regions in and via Some regions like rectangles and boxes are easy to
describe using -coordinates (a.k.a. rectangular coordinates). However,
other regions like circles and other things with rotational symmetry are
easier to work with in polar coordinates. Recall that in polar coordinates,
where is a function of . When working with parametric equations of this form, it is
common to notate and state that we are working in polar coordinates.
An ordered pair consisting of a radius and an angle can be graphed as
Coordinates of this type are called polar coordinates.
Consider the point in polar coordinates. What is this point when expressed in
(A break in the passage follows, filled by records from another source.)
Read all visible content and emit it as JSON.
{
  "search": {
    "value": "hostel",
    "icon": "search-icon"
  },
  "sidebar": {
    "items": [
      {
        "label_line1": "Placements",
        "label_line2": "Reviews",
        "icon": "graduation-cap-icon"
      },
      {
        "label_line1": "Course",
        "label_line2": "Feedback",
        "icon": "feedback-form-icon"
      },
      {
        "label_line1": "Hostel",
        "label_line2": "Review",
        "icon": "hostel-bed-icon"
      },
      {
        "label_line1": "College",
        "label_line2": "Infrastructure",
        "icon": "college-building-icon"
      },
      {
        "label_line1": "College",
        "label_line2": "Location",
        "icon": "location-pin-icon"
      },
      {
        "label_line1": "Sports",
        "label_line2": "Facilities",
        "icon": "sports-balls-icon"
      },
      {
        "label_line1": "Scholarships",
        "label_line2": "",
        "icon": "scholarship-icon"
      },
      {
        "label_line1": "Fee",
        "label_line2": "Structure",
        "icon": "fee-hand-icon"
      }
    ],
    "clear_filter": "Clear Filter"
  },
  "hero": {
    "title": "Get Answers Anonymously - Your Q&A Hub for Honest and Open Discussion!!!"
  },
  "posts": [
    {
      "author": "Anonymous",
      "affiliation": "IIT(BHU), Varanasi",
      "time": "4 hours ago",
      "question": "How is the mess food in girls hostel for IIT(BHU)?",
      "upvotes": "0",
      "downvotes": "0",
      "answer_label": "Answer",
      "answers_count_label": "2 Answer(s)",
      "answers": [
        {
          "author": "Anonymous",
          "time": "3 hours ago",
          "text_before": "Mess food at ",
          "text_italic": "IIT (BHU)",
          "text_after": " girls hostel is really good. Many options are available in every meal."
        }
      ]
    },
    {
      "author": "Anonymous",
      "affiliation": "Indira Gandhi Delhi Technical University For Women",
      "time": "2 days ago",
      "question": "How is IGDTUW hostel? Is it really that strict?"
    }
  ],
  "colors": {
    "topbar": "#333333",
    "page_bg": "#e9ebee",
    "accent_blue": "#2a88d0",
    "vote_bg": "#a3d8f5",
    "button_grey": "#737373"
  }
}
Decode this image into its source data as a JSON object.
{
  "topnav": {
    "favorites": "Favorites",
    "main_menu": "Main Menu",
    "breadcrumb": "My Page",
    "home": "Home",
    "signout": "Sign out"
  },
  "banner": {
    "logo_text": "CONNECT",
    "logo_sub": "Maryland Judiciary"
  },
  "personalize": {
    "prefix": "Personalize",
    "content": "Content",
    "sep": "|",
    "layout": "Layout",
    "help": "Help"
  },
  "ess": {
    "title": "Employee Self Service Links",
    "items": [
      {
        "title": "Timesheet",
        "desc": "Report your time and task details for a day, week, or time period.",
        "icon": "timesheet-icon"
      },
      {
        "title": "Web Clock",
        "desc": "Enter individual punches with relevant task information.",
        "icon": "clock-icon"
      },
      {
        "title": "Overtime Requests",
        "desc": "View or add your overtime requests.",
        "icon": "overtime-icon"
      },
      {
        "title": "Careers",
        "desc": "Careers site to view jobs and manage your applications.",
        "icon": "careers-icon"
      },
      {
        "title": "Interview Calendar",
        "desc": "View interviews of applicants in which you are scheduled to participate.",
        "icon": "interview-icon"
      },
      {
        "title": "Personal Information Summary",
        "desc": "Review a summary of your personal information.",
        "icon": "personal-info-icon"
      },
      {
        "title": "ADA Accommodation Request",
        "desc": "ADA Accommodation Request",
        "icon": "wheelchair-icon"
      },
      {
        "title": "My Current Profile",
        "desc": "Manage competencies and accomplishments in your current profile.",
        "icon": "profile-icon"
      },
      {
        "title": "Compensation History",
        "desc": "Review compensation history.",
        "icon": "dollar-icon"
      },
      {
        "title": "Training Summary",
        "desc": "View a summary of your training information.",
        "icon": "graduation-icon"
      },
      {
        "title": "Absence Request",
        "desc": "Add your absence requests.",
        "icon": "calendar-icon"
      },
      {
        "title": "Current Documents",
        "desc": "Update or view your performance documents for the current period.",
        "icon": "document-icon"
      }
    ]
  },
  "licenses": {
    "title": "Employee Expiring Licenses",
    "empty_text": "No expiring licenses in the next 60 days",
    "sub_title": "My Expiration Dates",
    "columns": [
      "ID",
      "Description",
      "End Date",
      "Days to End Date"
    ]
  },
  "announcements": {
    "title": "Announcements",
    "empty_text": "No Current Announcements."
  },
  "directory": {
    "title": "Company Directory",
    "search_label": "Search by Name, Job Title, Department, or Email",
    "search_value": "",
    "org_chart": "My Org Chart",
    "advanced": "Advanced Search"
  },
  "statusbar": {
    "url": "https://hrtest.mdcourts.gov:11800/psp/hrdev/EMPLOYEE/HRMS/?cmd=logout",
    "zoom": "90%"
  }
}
Consider the point in -coordinates. What is this point when expressed in polar
coordinates with ?
Double integrals in polar coordinates
The basic form of the double integral is:
which can be interpreted as
Over some region, sum up products of heights and areas.
Of course if you want to evaluate the integral (and honestly, who doesn’t?) you have
to change to a region defined in -coordinates, and change to or leaving iterated
Now consider representing a region with polar coordinates.
Let be the region in the first quadrant bounded by the curve. We can approximate
this region using the natural shape of polar coordinates: Portions of sectors of circles.
In the figure, one such region is shaded, shown below:
From the picture above, we see that:
Recalling that the determinant of a matrix gives the area of a parallelogram, we could
also deduce the correct formula for by setting
So to evaluate replace with and convert the function to a function of polar
coordinates: Finally, find bounds and that describe . Let’s state this as a
Fubini Let be continuous on the region Then:
Write down a double integral in polar coordinates that will compute the area of a
circle of radius .
When first exploring problems like
this, we should try to plot them if we can.
Now either by reasoning about cosine, or by experimenting with the
plot, we should convince ourselves that if , the area is given by:
Finally, let’s derive the volume of a sphere using a double integral in polar
Find the volume of a sphere with radius .
The sphere of radius , centered at the
origin, has equation Solving for , we have . This gives the upper half of a sphere. We
wish to find the volume under this top half, then double it to find the total
The region we need to integrate over is the circle of radius , centered
at the origin. Thus, the volume of a sphere with radius is:
The formula for the volume of a sphere with radius is given as . We have justified
this formula with our calculation!
One may wonder how polar coordinates could be extended to triple integrals…read